Pronunciation

  • (Received Pronunciation) IPA(key): /ˈnəʊtəbəl/ or IPA(key): /ˈnɒtəbəl/
  • (US) IPA(key): /ˈnəʊtəbəl/ or IPA(key): /ˈnɑtəbəl/

Adjective

notable (comparative more notable, superlative most notable)

  1. (obsolete) Useful; profitable.
    • 1754, James Howell, Epistolae Ho-Elianae: familiar letters domestic and foreign:
      Your honourable Uncle Sir Robert Mansel, who is now in the Mediterranean, hath been very notable to me, and I shall ever acknowledge a good part of my Education from him.
  2. Prudent; clever; capable; industrious; thrifty.
    • 1863, Elizabeth Cleghorn Gaskell, Sylvia's lovers:
      Hester looked busy and notable with her gown pinned up behind her, and her hair all tucked away under a clean linen cap; [...]
Related terms

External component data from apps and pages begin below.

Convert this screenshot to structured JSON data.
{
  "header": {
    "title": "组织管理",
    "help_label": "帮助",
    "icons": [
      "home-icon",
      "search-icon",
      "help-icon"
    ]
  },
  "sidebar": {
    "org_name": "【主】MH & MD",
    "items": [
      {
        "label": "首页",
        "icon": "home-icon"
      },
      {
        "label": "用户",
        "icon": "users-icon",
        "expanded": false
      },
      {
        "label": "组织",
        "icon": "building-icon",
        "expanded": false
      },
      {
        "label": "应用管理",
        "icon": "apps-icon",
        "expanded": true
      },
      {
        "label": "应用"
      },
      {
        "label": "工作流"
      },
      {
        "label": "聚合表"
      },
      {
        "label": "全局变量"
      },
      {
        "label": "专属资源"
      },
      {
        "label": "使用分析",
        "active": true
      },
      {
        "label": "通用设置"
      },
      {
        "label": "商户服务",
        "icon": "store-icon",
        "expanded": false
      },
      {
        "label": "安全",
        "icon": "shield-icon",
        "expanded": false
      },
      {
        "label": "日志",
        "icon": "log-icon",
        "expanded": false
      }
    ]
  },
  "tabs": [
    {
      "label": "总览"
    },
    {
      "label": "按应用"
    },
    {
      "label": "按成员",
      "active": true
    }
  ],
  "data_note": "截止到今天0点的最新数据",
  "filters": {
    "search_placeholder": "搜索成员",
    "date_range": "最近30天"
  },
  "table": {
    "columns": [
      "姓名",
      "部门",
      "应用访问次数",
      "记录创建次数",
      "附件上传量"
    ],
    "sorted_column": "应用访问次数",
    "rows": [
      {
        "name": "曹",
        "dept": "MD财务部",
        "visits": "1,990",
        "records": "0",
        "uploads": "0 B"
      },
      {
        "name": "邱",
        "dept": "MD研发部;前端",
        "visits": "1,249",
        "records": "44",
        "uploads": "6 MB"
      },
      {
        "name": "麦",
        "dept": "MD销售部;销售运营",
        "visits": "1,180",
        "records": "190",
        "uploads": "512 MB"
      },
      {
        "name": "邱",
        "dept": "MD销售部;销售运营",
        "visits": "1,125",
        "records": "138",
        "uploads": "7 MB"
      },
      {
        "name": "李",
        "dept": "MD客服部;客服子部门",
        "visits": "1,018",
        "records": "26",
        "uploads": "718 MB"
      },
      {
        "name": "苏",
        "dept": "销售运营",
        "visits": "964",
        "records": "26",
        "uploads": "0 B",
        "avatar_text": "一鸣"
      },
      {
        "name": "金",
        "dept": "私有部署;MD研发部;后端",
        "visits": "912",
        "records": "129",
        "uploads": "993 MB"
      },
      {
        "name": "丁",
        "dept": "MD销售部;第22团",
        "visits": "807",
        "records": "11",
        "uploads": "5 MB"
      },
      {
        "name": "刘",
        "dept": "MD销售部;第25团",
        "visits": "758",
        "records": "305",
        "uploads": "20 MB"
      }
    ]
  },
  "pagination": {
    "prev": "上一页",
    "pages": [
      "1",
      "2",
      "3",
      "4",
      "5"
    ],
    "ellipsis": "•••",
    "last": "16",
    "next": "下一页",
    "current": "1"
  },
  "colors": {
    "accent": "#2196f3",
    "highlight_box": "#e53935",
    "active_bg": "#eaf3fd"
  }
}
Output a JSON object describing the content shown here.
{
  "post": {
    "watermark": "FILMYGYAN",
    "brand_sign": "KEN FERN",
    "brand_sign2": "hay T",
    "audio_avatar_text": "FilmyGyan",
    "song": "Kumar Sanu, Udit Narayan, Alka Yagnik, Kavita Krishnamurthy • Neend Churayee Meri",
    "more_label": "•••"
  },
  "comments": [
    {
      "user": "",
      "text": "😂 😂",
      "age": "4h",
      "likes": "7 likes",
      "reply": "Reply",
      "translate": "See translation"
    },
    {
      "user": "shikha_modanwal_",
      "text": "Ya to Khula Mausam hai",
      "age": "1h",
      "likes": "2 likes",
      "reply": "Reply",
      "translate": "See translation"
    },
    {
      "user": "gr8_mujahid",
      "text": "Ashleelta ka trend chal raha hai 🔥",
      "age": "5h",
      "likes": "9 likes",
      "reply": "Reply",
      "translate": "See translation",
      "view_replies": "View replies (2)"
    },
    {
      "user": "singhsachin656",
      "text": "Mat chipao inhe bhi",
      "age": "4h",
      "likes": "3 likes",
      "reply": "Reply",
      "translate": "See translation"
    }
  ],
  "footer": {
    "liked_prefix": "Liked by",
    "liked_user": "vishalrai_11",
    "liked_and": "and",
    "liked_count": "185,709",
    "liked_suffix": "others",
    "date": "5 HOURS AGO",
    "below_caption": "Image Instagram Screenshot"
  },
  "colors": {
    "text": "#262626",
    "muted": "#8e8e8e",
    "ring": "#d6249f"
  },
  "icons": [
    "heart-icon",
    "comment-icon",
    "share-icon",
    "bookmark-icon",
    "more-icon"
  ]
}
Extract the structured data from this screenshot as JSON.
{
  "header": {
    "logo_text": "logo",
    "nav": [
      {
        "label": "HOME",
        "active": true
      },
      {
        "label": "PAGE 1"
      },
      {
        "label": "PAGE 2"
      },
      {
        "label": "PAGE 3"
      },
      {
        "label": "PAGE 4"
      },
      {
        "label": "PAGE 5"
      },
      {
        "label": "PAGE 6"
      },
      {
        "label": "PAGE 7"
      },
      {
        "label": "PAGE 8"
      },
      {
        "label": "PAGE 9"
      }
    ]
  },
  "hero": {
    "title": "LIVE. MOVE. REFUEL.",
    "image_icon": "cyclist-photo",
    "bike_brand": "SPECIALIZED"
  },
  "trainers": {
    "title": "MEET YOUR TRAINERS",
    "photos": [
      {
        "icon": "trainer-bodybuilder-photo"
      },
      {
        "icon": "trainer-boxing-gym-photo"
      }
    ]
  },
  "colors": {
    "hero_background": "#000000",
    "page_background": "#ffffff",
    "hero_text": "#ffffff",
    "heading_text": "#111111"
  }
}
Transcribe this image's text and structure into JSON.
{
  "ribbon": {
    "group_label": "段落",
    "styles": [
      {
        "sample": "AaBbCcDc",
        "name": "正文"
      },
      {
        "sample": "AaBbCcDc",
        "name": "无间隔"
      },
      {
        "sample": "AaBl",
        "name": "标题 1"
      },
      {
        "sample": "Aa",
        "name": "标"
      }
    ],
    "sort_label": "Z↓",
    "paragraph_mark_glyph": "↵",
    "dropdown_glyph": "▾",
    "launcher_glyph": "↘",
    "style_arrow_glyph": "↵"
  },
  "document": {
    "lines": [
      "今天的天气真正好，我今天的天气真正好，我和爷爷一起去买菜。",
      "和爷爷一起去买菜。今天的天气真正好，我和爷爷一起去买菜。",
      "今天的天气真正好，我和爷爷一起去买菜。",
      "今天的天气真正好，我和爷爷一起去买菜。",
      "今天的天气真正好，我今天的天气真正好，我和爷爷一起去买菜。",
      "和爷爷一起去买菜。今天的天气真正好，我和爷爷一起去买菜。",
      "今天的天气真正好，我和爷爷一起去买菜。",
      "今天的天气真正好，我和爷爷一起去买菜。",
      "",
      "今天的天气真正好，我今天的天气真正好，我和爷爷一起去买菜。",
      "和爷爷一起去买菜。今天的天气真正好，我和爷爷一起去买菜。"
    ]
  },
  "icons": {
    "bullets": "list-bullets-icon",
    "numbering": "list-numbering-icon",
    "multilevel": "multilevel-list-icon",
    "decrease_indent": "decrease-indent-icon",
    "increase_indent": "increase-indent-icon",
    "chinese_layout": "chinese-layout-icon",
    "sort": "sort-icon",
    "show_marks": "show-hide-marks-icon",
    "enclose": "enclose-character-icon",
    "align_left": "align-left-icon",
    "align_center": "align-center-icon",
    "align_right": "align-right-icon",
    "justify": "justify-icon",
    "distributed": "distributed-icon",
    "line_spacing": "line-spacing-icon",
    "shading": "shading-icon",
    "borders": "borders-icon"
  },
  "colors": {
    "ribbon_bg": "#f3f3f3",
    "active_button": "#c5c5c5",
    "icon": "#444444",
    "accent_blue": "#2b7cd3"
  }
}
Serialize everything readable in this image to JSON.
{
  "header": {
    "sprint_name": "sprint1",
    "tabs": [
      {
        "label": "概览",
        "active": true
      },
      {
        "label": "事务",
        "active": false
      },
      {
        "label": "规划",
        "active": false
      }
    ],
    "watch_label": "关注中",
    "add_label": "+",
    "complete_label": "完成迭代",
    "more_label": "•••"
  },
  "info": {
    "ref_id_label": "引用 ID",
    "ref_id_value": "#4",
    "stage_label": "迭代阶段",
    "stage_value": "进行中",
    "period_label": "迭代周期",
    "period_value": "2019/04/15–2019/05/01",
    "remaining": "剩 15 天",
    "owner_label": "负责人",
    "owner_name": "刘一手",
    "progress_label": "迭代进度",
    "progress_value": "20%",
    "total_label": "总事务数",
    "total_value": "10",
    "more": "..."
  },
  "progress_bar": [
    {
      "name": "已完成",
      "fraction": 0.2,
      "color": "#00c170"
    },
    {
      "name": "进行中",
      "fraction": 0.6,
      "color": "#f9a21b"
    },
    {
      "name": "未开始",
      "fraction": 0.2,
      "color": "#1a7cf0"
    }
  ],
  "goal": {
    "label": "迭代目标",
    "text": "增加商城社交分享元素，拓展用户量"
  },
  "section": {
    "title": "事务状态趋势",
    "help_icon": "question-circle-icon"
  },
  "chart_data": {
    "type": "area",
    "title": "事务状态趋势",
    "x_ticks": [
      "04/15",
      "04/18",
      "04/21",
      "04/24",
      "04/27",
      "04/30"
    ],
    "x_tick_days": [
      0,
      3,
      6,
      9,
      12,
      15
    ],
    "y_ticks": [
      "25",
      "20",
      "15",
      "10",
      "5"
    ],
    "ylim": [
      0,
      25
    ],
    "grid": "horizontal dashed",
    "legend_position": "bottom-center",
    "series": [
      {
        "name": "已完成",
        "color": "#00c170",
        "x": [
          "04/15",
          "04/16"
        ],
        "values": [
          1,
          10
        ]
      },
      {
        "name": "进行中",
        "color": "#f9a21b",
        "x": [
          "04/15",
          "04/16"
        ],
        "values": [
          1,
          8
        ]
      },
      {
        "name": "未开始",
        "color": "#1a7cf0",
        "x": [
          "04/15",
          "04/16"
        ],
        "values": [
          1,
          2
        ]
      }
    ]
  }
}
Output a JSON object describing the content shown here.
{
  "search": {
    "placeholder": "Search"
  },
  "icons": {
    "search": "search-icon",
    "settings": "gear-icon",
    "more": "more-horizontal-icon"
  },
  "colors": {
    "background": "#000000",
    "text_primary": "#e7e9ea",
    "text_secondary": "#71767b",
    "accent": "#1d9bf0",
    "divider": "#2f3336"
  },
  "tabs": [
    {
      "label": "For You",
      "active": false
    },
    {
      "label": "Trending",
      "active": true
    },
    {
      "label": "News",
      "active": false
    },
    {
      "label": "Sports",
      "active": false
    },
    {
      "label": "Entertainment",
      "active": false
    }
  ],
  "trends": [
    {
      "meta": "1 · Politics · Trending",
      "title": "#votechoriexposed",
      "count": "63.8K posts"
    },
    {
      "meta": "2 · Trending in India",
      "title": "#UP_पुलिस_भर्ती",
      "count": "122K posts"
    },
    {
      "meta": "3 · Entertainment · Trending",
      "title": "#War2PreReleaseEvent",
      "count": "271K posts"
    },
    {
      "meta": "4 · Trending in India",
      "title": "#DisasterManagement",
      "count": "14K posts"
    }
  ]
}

Etymology 2

From Middle English notable, from Old French notable (noteworthy), from Latin notabilis (noteworthy, extraordinary), from notō (note, mark, verb), equivalent to note + -able.

Pronunciation

Adjective

notable (comparative more notable, superlative most notable)

  1. Worthy of notice; remarkable; memorable; noted or distinguished.
    • Shakespeare, Two Gentlemen of Verona:
      [...] how sayest thou, that my master is become a notable lover?
  2. (dated) Capable of being noted; noticeable; plain; evident.
    • Shakespeare, Two Gentlemen of Verona:
      A notable lubber, as thou reportest him to be.
Antonyms
Derived terms
Translations

Noun

notable (plural notables)

  1. A person or thing of distinction.
Translations
Related terms

Anagrams


Asturian

Etymology

From Latin notābilis.

Adjective

notable (epicene, plural notables)

  1. notable

Catalan

Etymology

From Latin notābilis.

Adjective

notable m, f (masculine and feminine plural notables)

  1. notable

Derived terms


French

Etymology

From Latin notābilis.

Adjective

notable m, f (plural notables)

  1. notable

Derived terms

Noun

notable m (plural notables)

  1. notable

Galician

Alternative forms

Etymology

From Latin notābilis.

Adjective

notable m, f (plural notables)

  1. notable

Derived terms


Middle French

Etymology

From Latin notābilis.

Adjective

notable m, f (plural notables)

  1. important; significant

Spanish

Etymology

From Latin notābilis.

Adjective

notable m, f (plural notables)

  1. notable

Derived terms